In October 2009, following an introduction from Lambeth council, we began working with London & Associated Properties plc — the owners of Brixton Village indoor market.
Also known as Granville Arcade, this 1930s indoor market had an important place in the history of Brixton, but had fallen on hard times. Twenty shops stood empty — and the market manager told us that in the ten years he’d been there, under two different owners, there had never been fewer than fifteen units vacant. Our task was to turn this around.
We put out an open call for ideas, offering shops for up to three months rent free to temporary creative and community projects, or new local business start-ups with an ambition to become long-term tenants. The response was huge.
On 17th December 2009, the first wave of these new businesses and projects celebrated their launch. Over the months that followed, the previously run down side of the market became home to a rolling programme of pop-ups, new shops and cafes.
It wasn’t easy. In the early months, driving up footfall was a huge challenge, and we approached this by creating a weekly events programme, opening the market as a platform for local talent. (Read project director Julia Shalet’s account of the role played by young people in the transformation of the market.)
The hard work from the new businesses, established traders, artists, performers and volunteers paid off, creating a special atmosphere which fused the distinctiveness of Brixton with a new generation of DIY energy. Soon the project was being reported by the national and international media — as well as bloggers, telling personal stories of their visits and what the project meant to them:
“Brixton Village is sprouting. The once derelict and dodgy end of Brixton is wriggling out of its caterpillar state… and the effect is extraordinary.” Time Out London
“I read about [the project] with trepidation. What relevance or benefit do pop up stalls with cupcakes and crochet have to Brixton or its residents? Then I went down there and got it a bit more. It is good, it is wholesome, it is relevant.
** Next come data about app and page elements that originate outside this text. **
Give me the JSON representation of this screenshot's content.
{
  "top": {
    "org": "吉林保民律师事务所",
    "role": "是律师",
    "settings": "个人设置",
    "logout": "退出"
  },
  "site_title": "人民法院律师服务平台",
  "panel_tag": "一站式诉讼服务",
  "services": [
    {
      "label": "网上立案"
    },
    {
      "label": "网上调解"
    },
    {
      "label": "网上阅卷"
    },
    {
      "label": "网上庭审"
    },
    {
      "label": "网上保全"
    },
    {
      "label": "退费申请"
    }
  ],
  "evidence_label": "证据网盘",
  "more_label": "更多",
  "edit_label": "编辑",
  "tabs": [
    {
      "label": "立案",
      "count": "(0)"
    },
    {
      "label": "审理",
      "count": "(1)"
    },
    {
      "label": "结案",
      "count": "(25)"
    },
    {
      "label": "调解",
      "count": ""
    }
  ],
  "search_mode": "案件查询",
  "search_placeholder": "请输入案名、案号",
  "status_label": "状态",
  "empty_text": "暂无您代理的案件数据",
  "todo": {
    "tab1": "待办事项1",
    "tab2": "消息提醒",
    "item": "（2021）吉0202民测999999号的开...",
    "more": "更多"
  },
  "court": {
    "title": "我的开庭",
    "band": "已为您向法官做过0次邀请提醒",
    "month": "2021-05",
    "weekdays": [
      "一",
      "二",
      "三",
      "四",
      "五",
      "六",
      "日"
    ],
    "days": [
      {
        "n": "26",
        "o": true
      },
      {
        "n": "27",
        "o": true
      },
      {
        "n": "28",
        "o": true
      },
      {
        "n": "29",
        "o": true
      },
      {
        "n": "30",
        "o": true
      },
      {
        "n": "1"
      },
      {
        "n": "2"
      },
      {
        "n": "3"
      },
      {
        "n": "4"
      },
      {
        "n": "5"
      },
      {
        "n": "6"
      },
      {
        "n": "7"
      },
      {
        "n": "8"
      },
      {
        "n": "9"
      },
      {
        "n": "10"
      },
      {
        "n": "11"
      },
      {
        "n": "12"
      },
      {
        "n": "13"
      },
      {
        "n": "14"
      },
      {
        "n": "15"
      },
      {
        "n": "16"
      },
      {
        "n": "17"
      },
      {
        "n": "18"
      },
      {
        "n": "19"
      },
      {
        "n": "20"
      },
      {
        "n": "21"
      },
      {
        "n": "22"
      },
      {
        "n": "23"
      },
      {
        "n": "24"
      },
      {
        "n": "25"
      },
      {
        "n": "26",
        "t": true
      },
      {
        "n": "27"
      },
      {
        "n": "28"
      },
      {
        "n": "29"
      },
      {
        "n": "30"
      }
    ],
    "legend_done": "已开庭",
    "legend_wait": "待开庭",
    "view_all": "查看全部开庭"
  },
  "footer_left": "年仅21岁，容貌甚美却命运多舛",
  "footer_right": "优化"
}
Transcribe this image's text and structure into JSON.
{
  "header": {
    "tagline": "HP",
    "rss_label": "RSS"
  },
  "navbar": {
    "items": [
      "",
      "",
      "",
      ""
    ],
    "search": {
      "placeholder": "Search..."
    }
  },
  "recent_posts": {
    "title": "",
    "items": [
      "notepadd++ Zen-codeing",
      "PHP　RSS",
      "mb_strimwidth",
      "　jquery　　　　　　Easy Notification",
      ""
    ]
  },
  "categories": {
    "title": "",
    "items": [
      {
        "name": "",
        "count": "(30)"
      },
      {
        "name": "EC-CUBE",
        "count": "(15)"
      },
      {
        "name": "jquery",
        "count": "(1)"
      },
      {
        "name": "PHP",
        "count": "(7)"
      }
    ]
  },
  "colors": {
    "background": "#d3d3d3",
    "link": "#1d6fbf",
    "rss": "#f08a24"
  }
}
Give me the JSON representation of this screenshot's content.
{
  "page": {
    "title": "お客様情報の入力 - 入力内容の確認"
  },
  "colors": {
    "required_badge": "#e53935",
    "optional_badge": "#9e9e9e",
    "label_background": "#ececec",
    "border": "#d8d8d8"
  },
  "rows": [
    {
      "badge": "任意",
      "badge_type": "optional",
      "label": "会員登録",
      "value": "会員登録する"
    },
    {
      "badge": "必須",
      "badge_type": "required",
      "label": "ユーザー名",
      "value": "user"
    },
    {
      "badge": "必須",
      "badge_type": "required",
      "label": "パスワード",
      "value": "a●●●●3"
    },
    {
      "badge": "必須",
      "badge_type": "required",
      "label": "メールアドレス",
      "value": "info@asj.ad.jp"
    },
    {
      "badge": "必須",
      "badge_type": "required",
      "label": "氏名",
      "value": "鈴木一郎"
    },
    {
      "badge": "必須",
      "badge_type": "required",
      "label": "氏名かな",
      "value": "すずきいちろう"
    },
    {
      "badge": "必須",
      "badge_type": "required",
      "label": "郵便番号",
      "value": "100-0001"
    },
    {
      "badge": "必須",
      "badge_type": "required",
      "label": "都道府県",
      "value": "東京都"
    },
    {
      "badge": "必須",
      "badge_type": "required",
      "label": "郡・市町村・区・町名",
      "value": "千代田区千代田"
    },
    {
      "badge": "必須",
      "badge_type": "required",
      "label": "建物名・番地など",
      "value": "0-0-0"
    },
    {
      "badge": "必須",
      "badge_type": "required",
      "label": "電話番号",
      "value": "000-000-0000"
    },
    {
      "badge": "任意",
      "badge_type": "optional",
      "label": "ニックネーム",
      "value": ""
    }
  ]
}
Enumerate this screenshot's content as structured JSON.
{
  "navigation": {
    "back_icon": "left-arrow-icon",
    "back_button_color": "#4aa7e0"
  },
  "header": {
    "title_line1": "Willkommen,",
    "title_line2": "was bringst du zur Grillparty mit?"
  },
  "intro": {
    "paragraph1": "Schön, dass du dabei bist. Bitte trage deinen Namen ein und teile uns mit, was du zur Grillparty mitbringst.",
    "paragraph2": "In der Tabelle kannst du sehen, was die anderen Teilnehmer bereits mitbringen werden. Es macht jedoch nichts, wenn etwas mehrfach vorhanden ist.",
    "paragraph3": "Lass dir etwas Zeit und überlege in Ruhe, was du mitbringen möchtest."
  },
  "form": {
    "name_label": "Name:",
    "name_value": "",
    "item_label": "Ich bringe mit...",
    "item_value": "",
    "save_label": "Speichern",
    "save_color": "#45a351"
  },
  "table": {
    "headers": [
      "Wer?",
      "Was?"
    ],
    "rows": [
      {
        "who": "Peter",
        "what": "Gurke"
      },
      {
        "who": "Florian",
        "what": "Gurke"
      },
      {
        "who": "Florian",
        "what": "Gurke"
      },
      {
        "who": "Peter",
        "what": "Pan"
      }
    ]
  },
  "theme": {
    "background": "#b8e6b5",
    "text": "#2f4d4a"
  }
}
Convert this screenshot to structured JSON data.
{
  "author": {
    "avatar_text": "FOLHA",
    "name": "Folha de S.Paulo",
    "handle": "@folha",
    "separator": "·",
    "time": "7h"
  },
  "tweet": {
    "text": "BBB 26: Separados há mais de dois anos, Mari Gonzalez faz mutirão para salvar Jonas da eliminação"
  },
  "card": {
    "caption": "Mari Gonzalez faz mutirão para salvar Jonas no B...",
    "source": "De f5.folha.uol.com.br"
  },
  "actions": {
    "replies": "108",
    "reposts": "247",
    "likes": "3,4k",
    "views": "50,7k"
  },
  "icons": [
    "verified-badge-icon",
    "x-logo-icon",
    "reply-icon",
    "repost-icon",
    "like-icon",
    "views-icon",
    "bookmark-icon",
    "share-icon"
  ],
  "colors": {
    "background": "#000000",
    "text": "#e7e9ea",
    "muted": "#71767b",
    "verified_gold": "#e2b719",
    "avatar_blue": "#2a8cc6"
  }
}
Each stall was not taking anything away from the area but was attempting to fill what really was a bunch of slack space (not push out existing occupiers).” Tom Eats, Jen Cooks
“It’s the largest example yet of a growing nationwide trend [for the creative reuse of empty space].” The Times
“It’s a very special atmosphere, wandering amidst the lanes of the market which are bursting with energy, atmosphere and a true sense of community.” Treehugger
“The key to this project’s success is that all the shops here are bespoke to the local community.” BBC1’s Inside Out
Space Makers moved on from Brixton Village at the end of October 2010, twelve months after the project had begun. By the time we left, all twenty of the original empty shops had been let to long-term tenants — new independent local businesses, many of which had come through the original competition. The programme of cultural and social activities which we had initiated had been taken on and extended by The Brick Box, a new community arts hub and cafe at the heart of the market.
For information about ongoing events and opportunities to get involved with the future of Brixton Village, please visit the Brixton Village website.
This project was funded by the market’s owners, London & Associated Properties plc. It was also made possible by the good will of the London Borough of Lambeth and the hard work of the hundreds of people who got involved.
Photograph © Andy Broomfield